__REQUIRED WORK__. In the records below, find each line with "Capacitors" and copy it.

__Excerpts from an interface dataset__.
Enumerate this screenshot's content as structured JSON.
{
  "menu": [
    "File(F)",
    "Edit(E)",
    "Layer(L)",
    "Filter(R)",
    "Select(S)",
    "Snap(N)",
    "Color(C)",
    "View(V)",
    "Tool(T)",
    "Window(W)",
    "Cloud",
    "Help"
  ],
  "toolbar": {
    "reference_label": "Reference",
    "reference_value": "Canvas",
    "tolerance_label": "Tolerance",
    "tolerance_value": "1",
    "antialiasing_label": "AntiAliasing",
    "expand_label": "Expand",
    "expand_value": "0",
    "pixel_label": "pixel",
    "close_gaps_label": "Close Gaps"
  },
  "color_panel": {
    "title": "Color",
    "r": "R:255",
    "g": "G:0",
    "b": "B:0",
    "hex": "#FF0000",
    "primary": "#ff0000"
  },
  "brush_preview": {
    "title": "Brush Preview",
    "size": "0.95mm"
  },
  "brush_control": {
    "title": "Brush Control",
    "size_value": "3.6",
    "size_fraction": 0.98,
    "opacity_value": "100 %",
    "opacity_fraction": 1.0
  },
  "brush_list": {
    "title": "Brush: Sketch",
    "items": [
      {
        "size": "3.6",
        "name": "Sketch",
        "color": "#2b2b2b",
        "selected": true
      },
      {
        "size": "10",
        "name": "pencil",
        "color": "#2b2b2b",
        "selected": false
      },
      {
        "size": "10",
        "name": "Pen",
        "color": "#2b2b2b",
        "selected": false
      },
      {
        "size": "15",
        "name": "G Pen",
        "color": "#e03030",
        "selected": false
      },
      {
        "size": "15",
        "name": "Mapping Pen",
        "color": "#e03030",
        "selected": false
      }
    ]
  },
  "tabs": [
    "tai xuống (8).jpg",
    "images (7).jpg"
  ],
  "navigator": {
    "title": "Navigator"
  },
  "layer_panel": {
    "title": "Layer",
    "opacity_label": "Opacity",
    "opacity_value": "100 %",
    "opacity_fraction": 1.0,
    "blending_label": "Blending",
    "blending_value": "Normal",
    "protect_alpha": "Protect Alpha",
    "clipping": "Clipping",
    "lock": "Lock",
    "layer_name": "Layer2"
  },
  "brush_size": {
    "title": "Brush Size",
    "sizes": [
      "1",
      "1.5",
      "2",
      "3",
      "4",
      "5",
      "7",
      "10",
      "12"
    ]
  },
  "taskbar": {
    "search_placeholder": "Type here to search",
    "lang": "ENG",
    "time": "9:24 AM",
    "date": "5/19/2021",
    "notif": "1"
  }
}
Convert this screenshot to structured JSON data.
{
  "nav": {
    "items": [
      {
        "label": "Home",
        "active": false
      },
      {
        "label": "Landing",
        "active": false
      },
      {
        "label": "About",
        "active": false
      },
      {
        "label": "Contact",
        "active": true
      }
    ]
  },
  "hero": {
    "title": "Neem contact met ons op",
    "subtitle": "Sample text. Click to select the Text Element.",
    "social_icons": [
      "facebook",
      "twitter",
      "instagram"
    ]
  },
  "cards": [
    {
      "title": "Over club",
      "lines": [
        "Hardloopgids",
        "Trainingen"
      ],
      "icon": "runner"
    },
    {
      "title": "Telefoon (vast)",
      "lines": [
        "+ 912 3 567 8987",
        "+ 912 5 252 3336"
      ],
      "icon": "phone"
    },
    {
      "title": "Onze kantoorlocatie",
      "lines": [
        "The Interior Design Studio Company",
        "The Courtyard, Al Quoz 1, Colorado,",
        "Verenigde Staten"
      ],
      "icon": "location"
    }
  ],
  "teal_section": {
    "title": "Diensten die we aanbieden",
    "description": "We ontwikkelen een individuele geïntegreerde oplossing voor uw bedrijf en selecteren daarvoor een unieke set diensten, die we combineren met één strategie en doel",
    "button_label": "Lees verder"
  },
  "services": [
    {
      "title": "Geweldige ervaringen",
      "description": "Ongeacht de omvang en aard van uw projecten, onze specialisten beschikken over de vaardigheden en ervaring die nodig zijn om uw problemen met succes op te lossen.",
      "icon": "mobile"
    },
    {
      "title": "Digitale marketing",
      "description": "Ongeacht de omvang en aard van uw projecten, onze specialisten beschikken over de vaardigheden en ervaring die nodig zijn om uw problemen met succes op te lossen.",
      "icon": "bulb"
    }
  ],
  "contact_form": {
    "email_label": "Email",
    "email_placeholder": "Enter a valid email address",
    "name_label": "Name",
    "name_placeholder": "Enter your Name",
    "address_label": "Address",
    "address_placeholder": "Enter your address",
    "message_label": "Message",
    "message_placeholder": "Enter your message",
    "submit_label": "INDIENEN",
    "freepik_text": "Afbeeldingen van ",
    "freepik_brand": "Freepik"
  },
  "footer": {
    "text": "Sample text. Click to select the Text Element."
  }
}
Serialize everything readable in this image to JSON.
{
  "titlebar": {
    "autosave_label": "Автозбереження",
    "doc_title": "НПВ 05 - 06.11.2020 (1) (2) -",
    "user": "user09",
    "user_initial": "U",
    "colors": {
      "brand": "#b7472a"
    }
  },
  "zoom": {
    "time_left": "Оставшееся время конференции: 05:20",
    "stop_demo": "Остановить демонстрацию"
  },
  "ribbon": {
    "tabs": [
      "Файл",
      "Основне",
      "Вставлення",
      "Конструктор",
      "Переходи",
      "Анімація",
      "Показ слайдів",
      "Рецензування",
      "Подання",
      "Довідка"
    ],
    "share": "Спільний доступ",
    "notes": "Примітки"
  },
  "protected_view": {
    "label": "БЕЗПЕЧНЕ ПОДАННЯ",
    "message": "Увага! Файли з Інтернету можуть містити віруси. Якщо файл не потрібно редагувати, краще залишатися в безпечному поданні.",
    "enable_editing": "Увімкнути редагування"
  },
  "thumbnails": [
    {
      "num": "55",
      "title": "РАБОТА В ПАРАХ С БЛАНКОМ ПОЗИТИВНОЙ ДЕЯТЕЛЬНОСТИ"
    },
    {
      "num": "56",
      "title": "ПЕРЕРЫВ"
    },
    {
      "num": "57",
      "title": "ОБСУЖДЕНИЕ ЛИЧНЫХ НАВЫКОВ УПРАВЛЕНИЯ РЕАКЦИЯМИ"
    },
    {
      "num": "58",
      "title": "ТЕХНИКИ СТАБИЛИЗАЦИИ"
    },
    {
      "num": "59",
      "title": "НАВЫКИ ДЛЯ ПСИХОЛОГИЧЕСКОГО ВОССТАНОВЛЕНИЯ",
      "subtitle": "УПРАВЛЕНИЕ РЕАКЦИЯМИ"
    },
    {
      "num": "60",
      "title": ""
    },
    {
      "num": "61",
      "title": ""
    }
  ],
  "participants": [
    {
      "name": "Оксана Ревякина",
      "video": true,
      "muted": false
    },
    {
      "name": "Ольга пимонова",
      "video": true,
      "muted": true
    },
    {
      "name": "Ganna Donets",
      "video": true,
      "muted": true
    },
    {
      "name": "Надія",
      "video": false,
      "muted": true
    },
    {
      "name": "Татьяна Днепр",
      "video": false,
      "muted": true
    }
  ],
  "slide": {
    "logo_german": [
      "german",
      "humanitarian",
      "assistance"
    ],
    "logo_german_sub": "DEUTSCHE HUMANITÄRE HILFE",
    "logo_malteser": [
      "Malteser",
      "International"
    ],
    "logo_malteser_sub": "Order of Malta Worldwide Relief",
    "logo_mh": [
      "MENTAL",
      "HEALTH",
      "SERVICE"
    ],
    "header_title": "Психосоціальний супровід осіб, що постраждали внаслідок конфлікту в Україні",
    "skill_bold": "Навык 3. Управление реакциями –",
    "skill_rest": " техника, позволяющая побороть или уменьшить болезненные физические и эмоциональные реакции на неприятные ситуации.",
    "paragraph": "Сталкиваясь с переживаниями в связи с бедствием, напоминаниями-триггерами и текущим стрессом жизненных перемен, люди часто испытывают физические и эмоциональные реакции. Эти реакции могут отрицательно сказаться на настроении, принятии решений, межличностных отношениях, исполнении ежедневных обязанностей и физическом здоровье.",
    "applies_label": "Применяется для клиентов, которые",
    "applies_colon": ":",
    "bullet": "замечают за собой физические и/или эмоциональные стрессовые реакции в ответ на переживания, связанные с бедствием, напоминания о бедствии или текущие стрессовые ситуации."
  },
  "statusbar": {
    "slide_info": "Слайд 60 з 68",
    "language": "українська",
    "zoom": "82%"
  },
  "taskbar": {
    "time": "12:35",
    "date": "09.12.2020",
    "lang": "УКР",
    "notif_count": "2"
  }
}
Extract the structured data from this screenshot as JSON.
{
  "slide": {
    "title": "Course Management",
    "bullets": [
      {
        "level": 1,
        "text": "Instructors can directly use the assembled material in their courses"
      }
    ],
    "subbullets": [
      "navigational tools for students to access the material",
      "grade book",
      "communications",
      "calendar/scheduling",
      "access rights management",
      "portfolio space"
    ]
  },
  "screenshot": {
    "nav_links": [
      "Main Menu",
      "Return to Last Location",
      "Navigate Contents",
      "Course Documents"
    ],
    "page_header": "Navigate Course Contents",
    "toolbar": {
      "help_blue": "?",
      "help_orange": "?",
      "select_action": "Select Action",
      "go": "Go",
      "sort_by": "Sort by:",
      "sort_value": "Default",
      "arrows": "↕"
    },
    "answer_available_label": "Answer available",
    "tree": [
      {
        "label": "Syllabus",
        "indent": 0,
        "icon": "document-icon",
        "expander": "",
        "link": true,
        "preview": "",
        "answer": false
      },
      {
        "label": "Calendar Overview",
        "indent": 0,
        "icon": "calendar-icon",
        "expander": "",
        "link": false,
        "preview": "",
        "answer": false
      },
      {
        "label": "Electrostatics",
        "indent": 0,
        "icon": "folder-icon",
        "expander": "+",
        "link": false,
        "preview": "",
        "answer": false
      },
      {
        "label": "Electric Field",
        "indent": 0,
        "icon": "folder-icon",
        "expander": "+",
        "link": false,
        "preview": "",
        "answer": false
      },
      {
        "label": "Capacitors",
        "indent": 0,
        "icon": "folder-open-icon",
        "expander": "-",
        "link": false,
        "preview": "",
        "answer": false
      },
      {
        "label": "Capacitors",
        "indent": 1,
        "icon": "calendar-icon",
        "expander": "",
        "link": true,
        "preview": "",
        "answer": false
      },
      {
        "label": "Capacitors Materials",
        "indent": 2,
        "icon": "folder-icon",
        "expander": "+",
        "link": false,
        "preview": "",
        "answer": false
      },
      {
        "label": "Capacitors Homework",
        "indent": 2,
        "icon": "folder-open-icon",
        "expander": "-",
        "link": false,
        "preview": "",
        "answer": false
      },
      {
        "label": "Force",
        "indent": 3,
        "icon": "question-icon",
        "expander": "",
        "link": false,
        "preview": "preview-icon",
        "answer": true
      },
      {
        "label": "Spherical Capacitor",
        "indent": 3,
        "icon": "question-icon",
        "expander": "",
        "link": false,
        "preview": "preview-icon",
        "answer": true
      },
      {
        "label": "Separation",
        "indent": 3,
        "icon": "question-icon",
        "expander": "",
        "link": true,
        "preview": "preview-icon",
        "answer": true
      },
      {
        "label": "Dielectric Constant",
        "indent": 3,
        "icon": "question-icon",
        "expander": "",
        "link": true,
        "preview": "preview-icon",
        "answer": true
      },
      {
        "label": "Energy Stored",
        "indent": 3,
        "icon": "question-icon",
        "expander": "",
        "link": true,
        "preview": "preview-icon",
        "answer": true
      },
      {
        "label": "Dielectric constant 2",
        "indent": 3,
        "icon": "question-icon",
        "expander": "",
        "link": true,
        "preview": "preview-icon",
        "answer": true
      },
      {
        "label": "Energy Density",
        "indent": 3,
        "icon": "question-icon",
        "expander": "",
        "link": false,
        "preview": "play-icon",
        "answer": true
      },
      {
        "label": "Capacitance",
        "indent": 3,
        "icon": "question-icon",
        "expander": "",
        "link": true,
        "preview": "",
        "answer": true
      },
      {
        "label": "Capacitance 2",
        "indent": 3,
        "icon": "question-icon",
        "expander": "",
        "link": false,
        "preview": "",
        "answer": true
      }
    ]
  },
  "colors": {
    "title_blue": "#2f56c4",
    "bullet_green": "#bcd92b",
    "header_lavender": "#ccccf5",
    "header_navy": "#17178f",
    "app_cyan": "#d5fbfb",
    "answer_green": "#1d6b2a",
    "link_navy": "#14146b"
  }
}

__EXERCISE RESPONSE__.
        "label": "Capacitors",
        "label": "Capacitors",
        "label": "Capacitors Materials",
        "label": "Capacitors Homework",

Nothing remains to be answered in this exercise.